# Exercise objective:
Reproduce the data below word for word, setting aside any picture it holds.

Element data from apps and pages
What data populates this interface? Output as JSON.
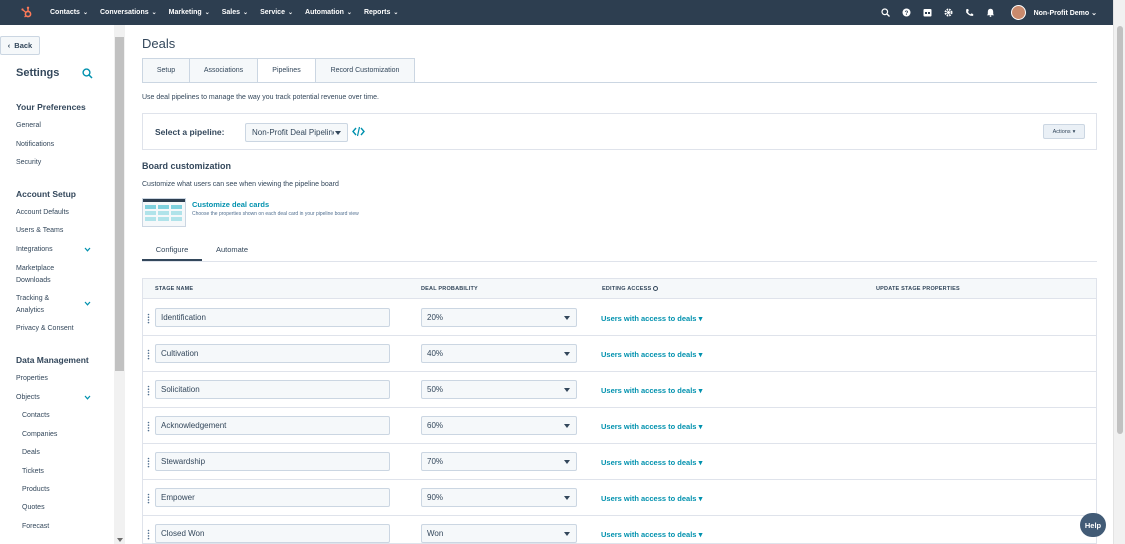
{
  "topnav": {
    "items": [
      "Contacts",
      "Conversations",
      "Marketing",
      "Sales",
      "Service",
      "Automation",
      "Reports"
    ],
    "account": "Non-Profit Demo"
  },
  "sidebar": {
    "back": "Back",
    "title": "Settings",
    "sections": {
      "preferences": {
        "title": "Your Preferences",
        "items": [
          "General",
          "Notifications",
          "Security"
        ]
      },
      "account": {
        "title": "Account Setup",
        "items": [
          "Account Defaults",
          "Users & Teams",
          "Integrations",
          "Marketplace",
          "Downloads",
          "Tracking &",
          "Analytics",
          "Privacy & Consent"
        ]
      },
      "data": {
        "title": "Data Management",
        "items": [
          "Properties",
          "Objects"
        ],
        "objects": [
          "Contacts",
          "Companies",
          "Deals",
          "Tickets",
          "Products",
          "Quotes",
          "Forecast"
        ]
      }
    }
  },
  "main": {
    "title": "Deals",
    "tabs": [
      "Setup",
      "Associations",
      "Pipelines",
      "Record Customization"
    ],
    "description": "Use deal pipelines to manage the way you track potential revenue over time.",
    "pipeline_label": "Select a pipeline:",
    "pipeline_value": "Non-Profit Deal Pipeline",
    "actions": "Actions",
    "board_title": "Board customization",
    "board_desc": "Customize what users can see when viewing the pipeline board",
    "customize_link": "Customize deal cards",
    "customize_sub": "Choose the properties shown on each deal card in your pipeline board view",
    "subtabs": [
      "Configure",
      "Automate"
    ],
    "columns": [
      "STAGE NAME",
      "DEAL PROBABILITY",
      "EDITING ACCESS",
      "UPDATE STAGE PROPERTIES"
    ],
    "access_label": "Users with access to deals",
    "rows": [
      {
        "stage": "Identification",
        "prob": "20%"
      },
      {
        "stage": "Cultivation",
        "prob": "40%"
      },
      {
        "stage": "Solicitation",
        "prob": "50%"
      },
      {
        "stage": "Acknowledgement",
        "prob": "60%"
      },
      {
        "stage": "Stewardship",
        "prob": "70%"
      },
      {
        "stage": "Empower",
        "prob": "90%"
      },
      {
        "stage": "Closed Won",
        "prob": "Won"
      }
    ]
  },
  "help": "Help",
  "colors": {
    "nav": "#2d3e50",
    "link": "#0091ae",
    "text": "#33475b",
    "hubspot": "#ff7a59"
  }
}
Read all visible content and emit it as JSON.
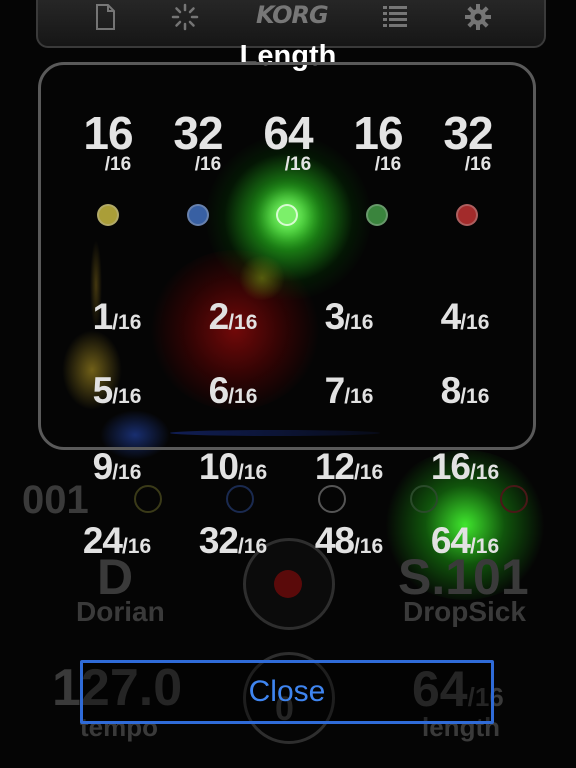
{
  "toolbar": {
    "logo": "KORG",
    "icons": [
      "document-icon",
      "sync-icon",
      "list-icon",
      "gear-icon"
    ]
  },
  "background": {
    "pattern_number": "001",
    "scale_key": "D",
    "scale_name": "Dorian",
    "preset_code": "S.101",
    "preset_name": "DropSick",
    "tempo_value": "127.0",
    "tempo_label": "tempo",
    "length_value": "64",
    "length_denominator": "/16",
    "length_label": "length",
    "center_value": "0"
  },
  "dialog": {
    "title": "Length",
    "patterns": [
      {
        "value": "16",
        "denominator": "/16",
        "color": "#e2d24a"
      },
      {
        "value": "32",
        "denominator": "/16",
        "color": "#4a7fd8"
      },
      {
        "value": "64",
        "denominator": "/16",
        "color": "#7cf06a"
      },
      {
        "value": "16",
        "denominator": "/16",
        "color": "#4caf50"
      },
      {
        "value": "32",
        "denominator": "/16",
        "color": "#d83838"
      }
    ],
    "selected_pattern": 2,
    "options": [
      {
        "n": "1",
        "d": "/16"
      },
      {
        "n": "2",
        "d": "/16"
      },
      {
        "n": "3",
        "d": "/16"
      },
      {
        "n": "4",
        "d": "/16"
      },
      {
        "n": "5",
        "d": "/16"
      },
      {
        "n": "6",
        "d": "/16"
      },
      {
        "n": "7",
        "d": "/16"
      },
      {
        "n": "8",
        "d": "/16"
      },
      {
        "n": "9",
        "d": "/16"
      },
      {
        "n": "10",
        "d": "/16"
      },
      {
        "n": "12",
        "d": "/16"
      },
      {
        "n": "16",
        "d": "/16"
      },
      {
        "n": "24",
        "d": "/16"
      },
      {
        "n": "32",
        "d": "/16"
      },
      {
        "n": "48",
        "d": "/16"
      },
      {
        "n": "64",
        "d": "/16"
      }
    ],
    "close_label": "Close",
    "accent_color": "#3f85f0"
  }
}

# Result for this exercise:
What data populates this interface? Output as JSON.
{
  "topnav": {
    "items": [
      "Contacts",
      "Conversations",
      "Marketing",
      "Sales",
      "Service",
      "Automation",
      "Reports"
    ],
    "account": "Non-Profit Demo"
  },
  "sidebar": {
    "back": "Back",
    "title": "Settings",
    "sections": {
      "preferences": {
        "title": "Your Preferences",
        "items": [
          "General",
          "Notifications",
          "Security"
        ]
      },
      "account": {
        "title": "Account Setup",
        "items": [
          "Account Defaults",
          "Users & Teams",
          "Integrations",
          "Marketplace",
          "Downloads",
          "Tracking &",
          "Analytics",
          "Privacy & Consent"
        ]
      },
      "data": {
        "title": "Data Management",
        "items": [
          "Properties",
          "Objects"
        ],
        "objects": [
          "Contacts",
          "Companies",
          "Deals",
          "Tickets",
          "Products",
          "Quotes",
          "Forecast"
        ]
      }
    }
  },
  "main": {
    "title": "Deals",
    "tabs": [
      "Setup",
      "Associations",
      "Pipelines",
      "Record Customization"
    ],
    "description": "Use deal pipelines to manage the way you track potential revenue over time.",
    "pipeline_label": "Select a pipeline:",
    "pipeline_value": "Non-Profit Deal Pipeline",
    "actions": "Actions",
    "board_title": "Board customization",
    "board_desc": "Customize what users can see when viewing the pipeline board",
    "customize_link": "Customize deal cards",
    "customize_sub": "Choose the properties shown on each deal card in your pipeline board view",
    "subtabs": [
      "Configure",
      "Automate"
    ],
    "columns": [
      "STAGE NAME",
      "DEAL PROBABILITY",
      "EDITING ACCESS",
      "UPDATE STAGE PROPERTIES"
    ],
    "access_label": "Users with access to deals",
    "rows": [
      {
        "stage": "Identification",
        "prob": "20%"
      },
      {
        "stage": "Cultivation",
        "prob": "40%"
      },
      {
        "stage": "Solicitation",
        "prob": "50%"
      },
      {
        "stage": "Acknowledgement",
        "prob": "60%"
      },
      {
        "stage": "Stewardship",
        "prob": "70%"
      },
      {
        "stage": "Empower",
        "prob": "90%"
      },
      {
        "stage": "Closed Won",
        "prob": "Won"
      }
    ]
  },
  "help": "Help",
  "colors": {
    "nav": "#2d3e50",
    "link": "#0091ae",
    "text": "#33475b",
    "hubspot": "#ff7a59"
  }
}
Read all visible content and emit it as JSON.
{
  "toolbar": {
    "logo": "KORG",
    "icons": [
      "document-icon",
      "sync-icon",
      "list-icon",
      "gear-icon"
    ]
  },
  "background": {
    "pattern_number": "001",
    "scale_key": "D",
    "scale_name": "Dorian",
    "preset_code": "S.101",
    "preset_name": "DropSick",
    "tempo_value": "127.0",
    "tempo_label": "tempo",
    "length_value": "64",
    "length_denominator": "/16",
    "length_label": "length",
    "center_value": "0"
  },
  "dialog": {
    "title": "Length",
    "patterns": [
      {
        "value": "16",
        "denominator": "/16",
        "color": "#e2d24a"
      },
      {
        "value": "32",
        "denominator": "/16",
        "color": "#4a7fd8"
      },
      {
        "value": "64",
        "denominator": "/16",
        "color": "#7cf06a"
      },
      {
        "value": "16",
        "denominator": "/16",
        "color": "#4caf50"
      },
      {
        "value": "32",
        "denominator": "/16",
        "color": "#d83838"
      }
    ],
    "selected_pattern": 2,
    "options": [
      {
        "n": "1",
        "d": "/16"
      },
      {
        "n": "2",
        "d": "/16"
      },
      {
        "n": "3",
        "d": "/16"
      },
      {
        "n": "4",
        "d": "/16"
      },
      {
        "n": "5",
        "d": "/16"
      },
      {
        "n": "6",
        "d": "/16"
      },
      {
        "n": "7",
        "d": "/16"
      },
      {
        "n": "8",
        "d": "/16"
      },
      {
        "n": "9",
        "d": "/16"
      },
      {
        "n": "10",
        "d": "/16"
      },
      {
        "n": "12",
        "d": "/16"
      },
      {
        "n": "16",
        "d": "/16"
      },
      {
        "n": "24",
        "d": "/16"
      },
      {
        "n": "32",
        "d": "/16"
      },
      {
        "n": "48",
        "d": "/16"
      },
      {
        "n": "64",
        "d": "/16"
      }
    ],
    "close_label": "Close",
    "accent_color": "#3f85f0"
  }
}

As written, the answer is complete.